The chief relator in the WellCare case, Sean Hellein, is slated to receive $21 million in the settlement.

A. Brian Albritton
April 4, 2012

Sunday, April 1, 2012

Insurance and The False Claims Act: FCA Policies and When to Notify Insurer

In defending clients against False Claims Act matters, I have not yet had an instance where the client had insurance coverage that covered False Claims Act liability.  So I was interested to learn both that insurance companies are offering coverage for False Claims Act liabilities and about some of the issues in obtaining insurance coverage for False Claims Act clams.

First, I came across an announcement  in the Insurance Business Review this week that the Beazley Group was offering a new "Healthcare Regulatory Liability Policy" to protect policy holders against errors & omission claims brought on behalf of government entities.  A spokesman for Beazley stated that clients had been asking for this type of coverage due to "increasing regulatory scrutiny."  The policy covers civil fines and penalties with a limit of up to $10,000,00, and protects providers against a wide range of regulatory violations, including the False Claims Act and Medicare/Medicaid billing investigations. 

Second, in an informative article, "False Claims Act Notice Issues:  To Disclose, or Not to Disclose," attorneys James Murray, John Gibbons, and Omid Safa at the Dickstein Shapiro firm address three insurance issues that arise in the conjunction with False Claims Act ("FCA") claims.  FCA claims, they point out, "can implicate several types of insurance policies, including comprehensive general liability, errors and omissions, professional liability, directors’ and officers’, crime/fidelity insurance, and employment practices liability policies, just to name a few."  They initially address whether insureds must notify their insurers if they receive an FCA civil investigative demand or an  Inspector General subpoena under "claims" or "occurrence" policies.

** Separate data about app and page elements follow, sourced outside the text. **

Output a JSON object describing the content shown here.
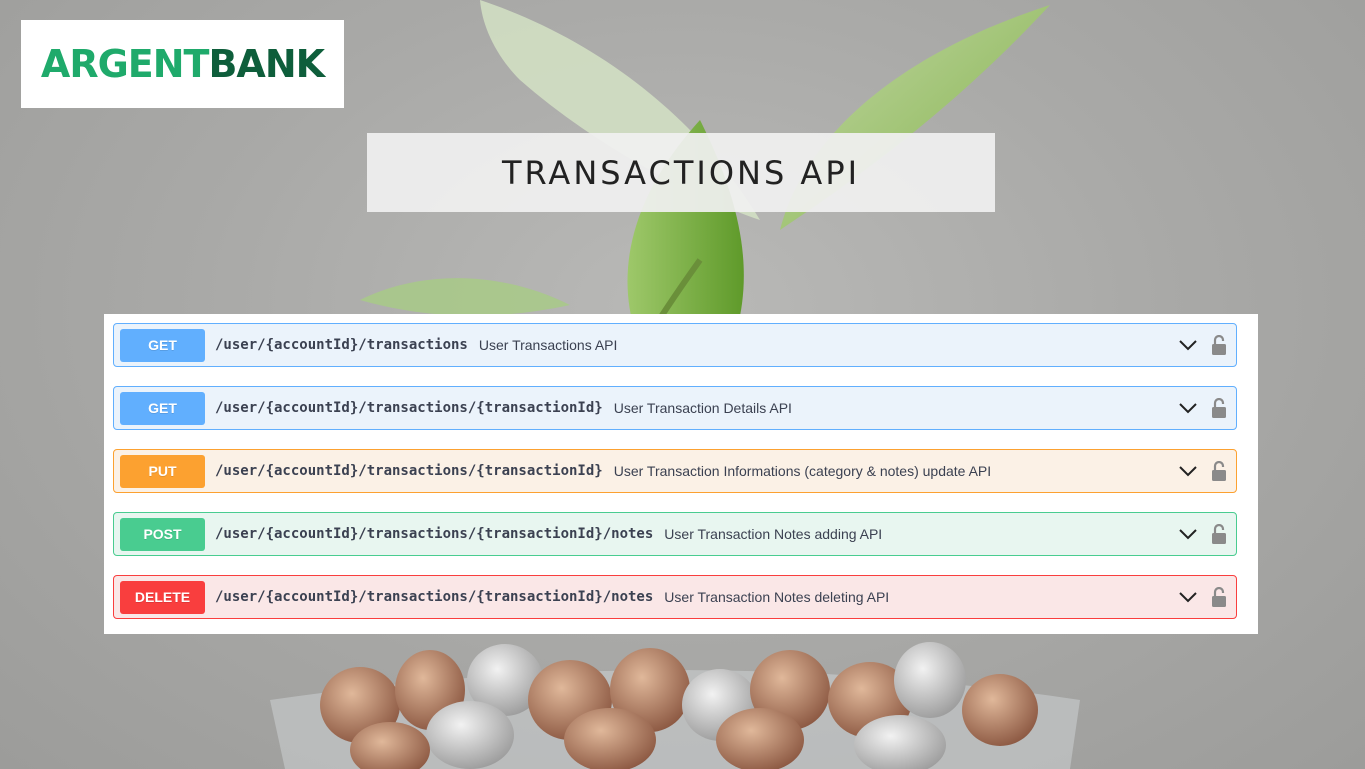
{
  "brand": {
    "name_part1": "ARGENT",
    "name_part2": "BANK",
    "color_part1": "#1faa6b",
    "color_part2": "#0e5e3b"
  },
  "header": {
    "title": "TRANSACTIONS API"
  },
  "operations": [
    {
      "method": "GET",
      "path": "/user/{accountId}/transactions",
      "summary": "User Transactions API",
      "color": "#61affe",
      "expand_icon": "chevron-down-icon",
      "auth_icon": "lock-open-icon"
    },
    {
      "method": "GET",
      "path": "/user/{accountId}/transactions/{transactionId}",
      "summary": "User Transaction Details API",
      "color": "#61affe",
      "expand_icon": "chevron-down-icon",
      "auth_icon": "lock-open-icon"
    },
    {
      "method": "PUT",
      "path": "/user/{accountId}/transactions/{transactionId}",
      "summary": "User Transaction Informations (category & notes) update API",
      "color": "#fca130",
      "expand_icon": "chevron-down-icon",
      "auth_icon": "lock-open-icon"
    },
    {
      "method": "POST",
      "path": "/user/{accountId}/transactions/{transactionId}/notes",
      "summary": "User Transaction Notes adding API",
      "color": "#49cc90",
      "expand_icon": "chevron-down-icon",
      "auth_icon": "lock-open-icon"
    },
    {
      "method": "DELETE",
      "path": "/user/{accountId}/transactions/{transactionId}/notes",
      "summary": "User Transaction Notes deleting API",
      "color": "#f93e3e",
      "expand_icon": "chevron-down-icon",
      "auth_icon": "lock-open-icon"
    }
  ]
}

Next, they discusses the whether and when an insured must notify its insurer when the insured has received notice that a qui tam matter pending is pending against but the matter remains under seal.  Finally, the article notes that insueds might encounter problems with obtaining reimbursement for costs they incur in responding to a government's investigation while the matter remains under seal but prior to the matter being "tendered" to the insurer.  They observe:   "Courts have reached differing conclusions on whether an insurer must reimburse defense costs incurred by a policyholder prior to giving notice or formally tendering a claim. Courts denying reimbursement have relied largely on standard policy provisions barring coverage for alleged 'voluntary payments' or mistakenly reasoned that tender is a condition precedent to coverage. Neither rationale appears to be well suited to addressing the unique issues raised by the FCA, however."

A. Brian Albritton
April 1, 2012